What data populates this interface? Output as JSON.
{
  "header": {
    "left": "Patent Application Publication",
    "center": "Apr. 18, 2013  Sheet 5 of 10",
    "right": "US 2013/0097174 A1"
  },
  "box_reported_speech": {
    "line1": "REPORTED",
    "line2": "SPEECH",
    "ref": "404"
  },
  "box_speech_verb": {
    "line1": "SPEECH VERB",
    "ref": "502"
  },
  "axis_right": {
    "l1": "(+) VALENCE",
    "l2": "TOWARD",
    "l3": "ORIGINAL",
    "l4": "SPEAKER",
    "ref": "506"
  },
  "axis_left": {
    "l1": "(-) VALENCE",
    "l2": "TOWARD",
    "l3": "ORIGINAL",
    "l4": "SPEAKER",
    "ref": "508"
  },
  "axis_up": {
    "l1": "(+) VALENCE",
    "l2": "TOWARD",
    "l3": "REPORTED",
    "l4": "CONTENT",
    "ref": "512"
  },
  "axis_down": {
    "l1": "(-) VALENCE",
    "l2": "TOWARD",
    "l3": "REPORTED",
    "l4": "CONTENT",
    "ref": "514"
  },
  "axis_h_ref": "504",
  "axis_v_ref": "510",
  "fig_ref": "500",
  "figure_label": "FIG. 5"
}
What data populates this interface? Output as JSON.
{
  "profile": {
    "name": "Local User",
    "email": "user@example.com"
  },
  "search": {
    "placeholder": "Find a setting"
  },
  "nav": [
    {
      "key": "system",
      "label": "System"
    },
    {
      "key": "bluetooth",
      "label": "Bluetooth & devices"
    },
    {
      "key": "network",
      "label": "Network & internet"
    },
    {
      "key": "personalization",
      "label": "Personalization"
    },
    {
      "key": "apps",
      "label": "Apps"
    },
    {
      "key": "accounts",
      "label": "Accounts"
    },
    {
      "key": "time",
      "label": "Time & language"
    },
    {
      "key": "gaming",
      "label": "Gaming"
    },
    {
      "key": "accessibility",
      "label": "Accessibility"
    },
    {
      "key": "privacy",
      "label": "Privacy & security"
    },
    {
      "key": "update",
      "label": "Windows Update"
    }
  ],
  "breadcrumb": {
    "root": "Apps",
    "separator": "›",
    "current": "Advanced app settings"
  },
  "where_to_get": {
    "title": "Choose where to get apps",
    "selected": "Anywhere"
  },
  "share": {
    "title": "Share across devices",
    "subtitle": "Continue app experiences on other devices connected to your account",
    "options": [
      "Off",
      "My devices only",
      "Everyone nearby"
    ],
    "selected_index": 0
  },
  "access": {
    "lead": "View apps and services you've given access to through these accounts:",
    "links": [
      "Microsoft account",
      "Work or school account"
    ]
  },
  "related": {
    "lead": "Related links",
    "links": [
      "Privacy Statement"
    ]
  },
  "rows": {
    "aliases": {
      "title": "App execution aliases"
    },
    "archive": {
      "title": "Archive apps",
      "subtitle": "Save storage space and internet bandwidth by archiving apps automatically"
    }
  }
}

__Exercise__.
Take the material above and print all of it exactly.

__Solved problem__.
What data populates this interface? Output as JSON.
{
  "header": {
    "left": "Patent Application Publication",
    "center": "Apr. 18, 2013  Sheet 5 of 10",
    "right": "US 2013/0097174 A1"
  },
  "box_reported_speech": {
    "line1": "REPORTED",
    "line2": "SPEECH",
    "ref": "404"
  },
  "box_speech_verb": {
    "line1": "SPEECH VERB",
    "ref": "502"
  },
  "axis_right": {
    "l1": "(+) VALENCE",
    "l2": "TOWARD",
    "l3": "ORIGINAL",
    "l4": "SPEAKER",
    "ref": "506"
  },
  "axis_left": {
    "l1": "(-) VALENCE",
    "l2": "TOWARD",
    "l3": "ORIGINAL",
    "l4": "SPEAKER",
    "ref": "508"
  },
  "axis_up": {
    "l1": "(+) VALENCE",
    "l2": "TOWARD",
    "l3": "REPORTED",
    "l4": "CONTENT",
    "ref": "512"
  },
  "axis_down": {
    "l1": "(-) VALENCE",
    "l2": "TOWARD",
    "l3": "REPORTED",
    "l4": "CONTENT",
    "ref": "514"
  },
  "axis_h_ref": "504",
  "axis_v_ref": "510",
  "fig_ref": "500",
  "figure_label": "FIG. 5"
}
What data populates this interface? Output as JSON.
{
  "profile": {
    "name": "Local User",
    "email": "user@example.com"
  },
  "search": {
    "placeholder": "Find a setting"
  },
  "nav": [
    {
      "key": "system",
      "label": "System"
    },
    {
      "key": "bluetooth",
      "label": "Bluetooth & devices"
    },
    {
      "key": "network",
      "label": "Network & internet"
    },
    {
      "key": "personalization",
      "label": "Personalization"
    },
    {
      "key": "apps",
      "label": "Apps"
    },
    {
      "key": "accounts",
      "label": "Accounts"
    },
    {
      "key": "time",
      "label": "Time & language"
    },
    {
      "key": "gaming",
      "label": "Gaming"
    },
    {
      "key": "accessibility",
      "label": "Accessibility"
    },
    {
      "key": "privacy",
      "label": "Privacy & security"
    },
    {
      "key": "update",
      "label": "Windows Update"
    }
  ],
  "breadcrumb": {
    "root": "Apps",
    "separator": "›",
    "current": "Advanced app settings"
  },
  "where_to_get": {
    "title": "Choose where to get apps",
    "selected": "Anywhere"
  },
  "share": {
    "title": "Share across devices",
    "subtitle": "Continue app experiences on other devices connected to your account",
    "options": [
      "Off",
      "My devices only",
      "Everyone nearby"
    ],
    "selected_index": 0
  },
  "access": {
    "lead": "View apps and services you've given access to through these accounts:",
    "links": [
      "Microsoft account",
      "Work or school account"
    ]
  },
  "related": {
    "lead": "Related links",
    "links": [
      "Privacy Statement"
    ]
  },
  "rows": {
    "aliases": {
      "title": "App execution aliases"
    },
    "archive": {
      "title": "Archive apps",
      "subtitle": "Save storage space and internet bandwidth by archiving apps automatically"
    }
  }
}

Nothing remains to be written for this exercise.